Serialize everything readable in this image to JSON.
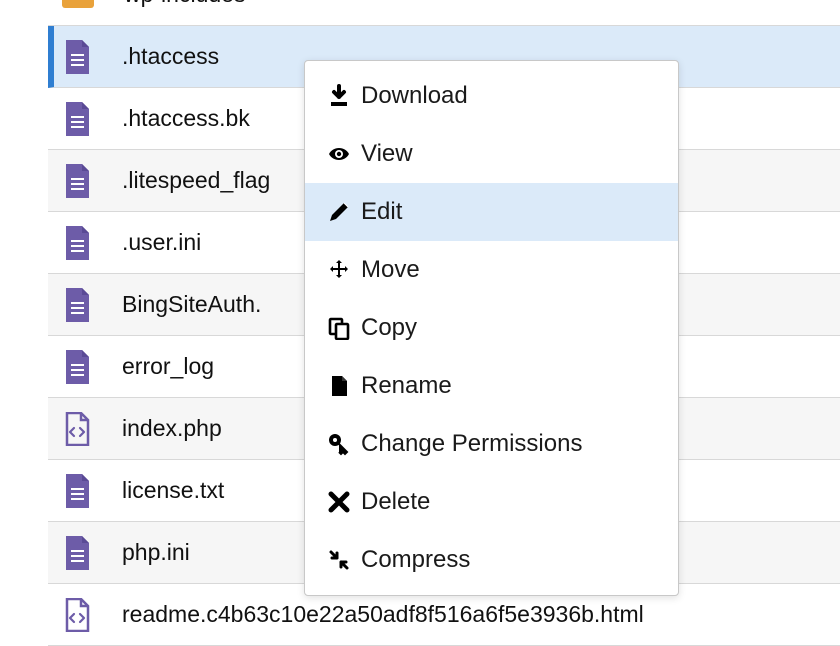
{
  "files": [
    {
      "name": "wp-includes",
      "type": "folder"
    },
    {
      "name": ".htaccess",
      "type": "doc",
      "selected": true
    },
    {
      "name": ".htaccess.bk",
      "type": "doc"
    },
    {
      "name": ".litespeed_flag",
      "type": "doc"
    },
    {
      "name": ".user.ini",
      "type": "doc"
    },
    {
      "name": "BingSiteAuth.",
      "type": "doc"
    },
    {
      "name": "error_log",
      "type": "doc"
    },
    {
      "name": "index.php",
      "type": "code"
    },
    {
      "name": "license.txt",
      "type": "doc"
    },
    {
      "name": "php.ini",
      "type": "doc"
    },
    {
      "name": "readme.c4b63c10e22a50adf8f516a6f5e3936b.html",
      "type": "code"
    }
  ],
  "menu": {
    "download": "Download",
    "view": "View",
    "edit": "Edit",
    "move": "Move",
    "copy": "Copy",
    "rename": "Rename",
    "permissions": "Change Permissions",
    "delete": "Delete",
    "compress": "Compress"
  },
  "colors": {
    "selected_bg": "#dbeaf9",
    "selected_border": "#2f7ed1",
    "doc_icon": "#6d5ca8",
    "folder_icon": "#e9a23b"
  }
}
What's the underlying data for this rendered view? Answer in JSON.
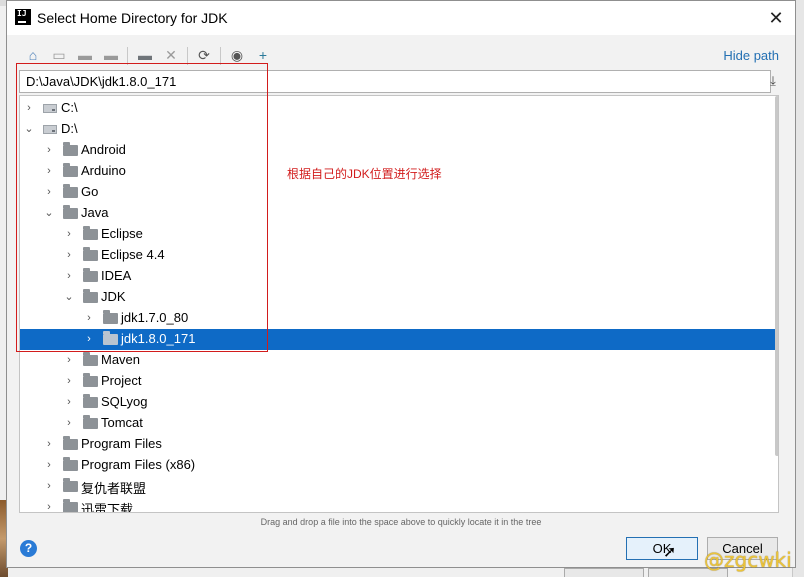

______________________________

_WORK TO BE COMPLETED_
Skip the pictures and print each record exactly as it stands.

_YOUR SOLUTION_
Serialize everything readable in this image to JSON.
{
  "files": [
    {
      "name": "wp-includes",
      "type": "folder"
    },
    {
      "name": ".htaccess",
      "type": "doc",
      "selected": true
    },
    {
      "name": ".htaccess.bk",
      "type": "doc"
    },
    {
      "name": ".litespeed_flag",
      "type": "doc"
    },
    {
      "name": ".user.ini",
      "type": "doc"
    },
    {
      "name": "BingSiteAuth.",
      "type": "doc"
    },
    {
      "name": "error_log",
      "type": "doc"
    },
    {
      "name": "index.php",
      "type": "code"
    },
    {
      "name": "license.txt",
      "type": "doc"
    },
    {
      "name": "php.ini",
      "type": "doc"
    },
    {
      "name": "readme.c4b63c10e22a50adf8f516a6f5e3936b.html",
      "type": "code"
    }
  ],
  "menu": {
    "download": "Download",
    "view": "View",
    "edit": "Edit",
    "move": "Move",
    "copy": "Copy",
    "rename": "Rename",
    "permissions": "Change Permissions",
    "delete": "Delete",
    "compress": "Compress"
  },
  "colors": {
    "selected_bg": "#dbeaf9",
    "selected_border": "#2f7ed1",
    "doc_icon": "#6d5ca8",
    "folder_icon": "#e9a23b"
  }
}
What's the underlying data for this rendered view? Answer in JSON.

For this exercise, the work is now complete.